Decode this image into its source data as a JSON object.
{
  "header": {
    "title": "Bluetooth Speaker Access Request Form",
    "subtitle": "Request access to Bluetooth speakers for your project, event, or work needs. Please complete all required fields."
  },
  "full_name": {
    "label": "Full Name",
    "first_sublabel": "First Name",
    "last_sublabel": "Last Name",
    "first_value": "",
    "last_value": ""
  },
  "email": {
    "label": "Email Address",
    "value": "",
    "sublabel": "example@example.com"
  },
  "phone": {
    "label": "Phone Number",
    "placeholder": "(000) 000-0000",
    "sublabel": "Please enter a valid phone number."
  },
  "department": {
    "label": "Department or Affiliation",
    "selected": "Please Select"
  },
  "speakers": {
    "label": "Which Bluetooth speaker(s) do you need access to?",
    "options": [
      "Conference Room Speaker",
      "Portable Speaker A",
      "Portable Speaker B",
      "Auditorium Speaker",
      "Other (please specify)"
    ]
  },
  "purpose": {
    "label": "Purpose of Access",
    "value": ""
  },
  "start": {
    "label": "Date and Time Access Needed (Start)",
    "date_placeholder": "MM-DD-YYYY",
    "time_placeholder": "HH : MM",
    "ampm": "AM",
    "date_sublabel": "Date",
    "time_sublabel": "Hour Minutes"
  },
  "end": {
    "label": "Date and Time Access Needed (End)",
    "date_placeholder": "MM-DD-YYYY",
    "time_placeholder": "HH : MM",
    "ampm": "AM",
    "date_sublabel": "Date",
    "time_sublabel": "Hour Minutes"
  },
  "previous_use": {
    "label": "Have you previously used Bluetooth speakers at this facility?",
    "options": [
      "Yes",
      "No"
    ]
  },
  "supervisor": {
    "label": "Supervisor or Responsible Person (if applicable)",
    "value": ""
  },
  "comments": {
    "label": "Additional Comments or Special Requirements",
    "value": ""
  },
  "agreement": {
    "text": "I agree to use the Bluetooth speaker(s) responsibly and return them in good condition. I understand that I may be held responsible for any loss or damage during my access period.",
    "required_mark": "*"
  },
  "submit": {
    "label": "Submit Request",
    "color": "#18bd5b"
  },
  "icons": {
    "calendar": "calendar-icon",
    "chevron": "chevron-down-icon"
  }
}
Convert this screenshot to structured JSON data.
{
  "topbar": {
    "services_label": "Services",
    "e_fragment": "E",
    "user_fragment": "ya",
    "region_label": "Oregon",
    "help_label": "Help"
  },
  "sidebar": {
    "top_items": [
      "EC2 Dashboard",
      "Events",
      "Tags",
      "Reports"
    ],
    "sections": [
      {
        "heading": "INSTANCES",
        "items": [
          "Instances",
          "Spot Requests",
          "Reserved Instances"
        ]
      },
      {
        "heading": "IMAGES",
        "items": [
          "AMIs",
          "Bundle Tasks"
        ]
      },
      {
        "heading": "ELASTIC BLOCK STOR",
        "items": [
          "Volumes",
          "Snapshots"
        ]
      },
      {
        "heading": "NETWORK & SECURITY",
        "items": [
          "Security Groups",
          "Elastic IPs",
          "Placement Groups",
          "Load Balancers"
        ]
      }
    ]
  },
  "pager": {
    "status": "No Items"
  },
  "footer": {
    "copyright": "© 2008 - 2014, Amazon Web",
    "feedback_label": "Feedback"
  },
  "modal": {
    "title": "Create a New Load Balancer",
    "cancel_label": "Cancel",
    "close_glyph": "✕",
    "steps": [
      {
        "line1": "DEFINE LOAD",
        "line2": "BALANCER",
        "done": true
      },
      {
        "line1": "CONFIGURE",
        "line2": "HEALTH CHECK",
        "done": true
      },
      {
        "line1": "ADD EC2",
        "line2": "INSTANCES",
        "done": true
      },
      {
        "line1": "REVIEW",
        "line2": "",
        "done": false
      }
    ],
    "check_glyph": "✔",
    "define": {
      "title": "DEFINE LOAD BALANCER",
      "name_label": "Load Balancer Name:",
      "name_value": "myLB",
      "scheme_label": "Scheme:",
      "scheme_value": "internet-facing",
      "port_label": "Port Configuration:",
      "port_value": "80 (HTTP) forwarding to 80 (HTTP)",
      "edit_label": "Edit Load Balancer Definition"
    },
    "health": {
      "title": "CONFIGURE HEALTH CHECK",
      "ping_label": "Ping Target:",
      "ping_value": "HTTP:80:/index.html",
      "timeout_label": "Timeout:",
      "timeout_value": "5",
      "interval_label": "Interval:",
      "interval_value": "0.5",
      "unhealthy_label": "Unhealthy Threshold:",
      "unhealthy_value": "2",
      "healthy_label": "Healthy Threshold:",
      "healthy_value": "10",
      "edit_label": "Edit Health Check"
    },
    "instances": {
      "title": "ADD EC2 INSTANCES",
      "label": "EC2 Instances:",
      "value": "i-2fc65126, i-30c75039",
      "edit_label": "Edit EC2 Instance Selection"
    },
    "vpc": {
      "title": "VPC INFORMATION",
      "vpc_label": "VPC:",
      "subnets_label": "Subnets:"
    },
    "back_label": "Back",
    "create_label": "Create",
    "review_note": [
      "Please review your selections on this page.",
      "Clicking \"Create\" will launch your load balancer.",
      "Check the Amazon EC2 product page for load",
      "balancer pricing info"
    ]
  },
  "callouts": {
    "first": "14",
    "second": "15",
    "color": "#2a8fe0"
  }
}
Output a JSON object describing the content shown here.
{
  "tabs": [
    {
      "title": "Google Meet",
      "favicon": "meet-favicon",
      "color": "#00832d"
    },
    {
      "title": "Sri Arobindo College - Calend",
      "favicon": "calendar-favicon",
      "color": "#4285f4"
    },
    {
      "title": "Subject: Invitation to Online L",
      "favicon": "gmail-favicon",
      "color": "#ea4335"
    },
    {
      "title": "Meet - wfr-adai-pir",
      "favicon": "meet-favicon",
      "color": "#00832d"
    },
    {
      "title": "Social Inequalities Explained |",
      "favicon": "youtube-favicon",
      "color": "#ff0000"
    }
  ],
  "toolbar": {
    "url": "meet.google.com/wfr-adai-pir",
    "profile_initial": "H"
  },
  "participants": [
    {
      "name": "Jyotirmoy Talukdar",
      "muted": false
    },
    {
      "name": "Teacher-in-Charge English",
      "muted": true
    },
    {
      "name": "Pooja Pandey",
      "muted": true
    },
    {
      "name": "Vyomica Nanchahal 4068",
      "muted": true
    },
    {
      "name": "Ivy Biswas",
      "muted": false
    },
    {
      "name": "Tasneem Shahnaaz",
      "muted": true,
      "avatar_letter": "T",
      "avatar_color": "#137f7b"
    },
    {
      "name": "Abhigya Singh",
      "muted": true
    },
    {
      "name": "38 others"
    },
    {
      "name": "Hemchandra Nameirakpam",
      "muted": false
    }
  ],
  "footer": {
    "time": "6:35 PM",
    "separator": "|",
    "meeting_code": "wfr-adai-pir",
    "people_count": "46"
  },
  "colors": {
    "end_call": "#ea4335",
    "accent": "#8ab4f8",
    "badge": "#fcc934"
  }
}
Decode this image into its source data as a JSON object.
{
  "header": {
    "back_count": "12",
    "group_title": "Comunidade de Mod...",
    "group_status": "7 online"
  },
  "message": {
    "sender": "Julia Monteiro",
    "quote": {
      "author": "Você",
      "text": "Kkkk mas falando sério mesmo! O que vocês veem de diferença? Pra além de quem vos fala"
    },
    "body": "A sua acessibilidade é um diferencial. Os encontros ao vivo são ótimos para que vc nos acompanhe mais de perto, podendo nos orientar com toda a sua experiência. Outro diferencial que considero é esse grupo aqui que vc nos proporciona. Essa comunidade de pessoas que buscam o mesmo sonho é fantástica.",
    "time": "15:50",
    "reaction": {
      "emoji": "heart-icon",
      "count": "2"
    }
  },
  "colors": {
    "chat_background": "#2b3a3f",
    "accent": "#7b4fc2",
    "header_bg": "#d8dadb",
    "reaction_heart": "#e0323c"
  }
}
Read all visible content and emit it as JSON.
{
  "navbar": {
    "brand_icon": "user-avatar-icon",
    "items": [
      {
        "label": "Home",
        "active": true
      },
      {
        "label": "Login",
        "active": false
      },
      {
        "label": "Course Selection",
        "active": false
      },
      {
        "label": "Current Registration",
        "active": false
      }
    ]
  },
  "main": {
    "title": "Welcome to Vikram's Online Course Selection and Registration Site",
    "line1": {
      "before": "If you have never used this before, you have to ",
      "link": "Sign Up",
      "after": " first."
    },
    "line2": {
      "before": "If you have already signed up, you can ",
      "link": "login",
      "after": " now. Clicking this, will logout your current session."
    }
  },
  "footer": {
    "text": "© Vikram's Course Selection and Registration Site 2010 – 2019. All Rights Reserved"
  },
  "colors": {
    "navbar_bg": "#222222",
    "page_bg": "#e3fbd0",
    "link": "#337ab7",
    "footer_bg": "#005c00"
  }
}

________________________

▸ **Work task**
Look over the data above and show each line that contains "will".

▸ **Solved problem**
      "Clicking \"Create\" will launch your load balancer.",
      "after": " now. Clicking this, will logout your current session."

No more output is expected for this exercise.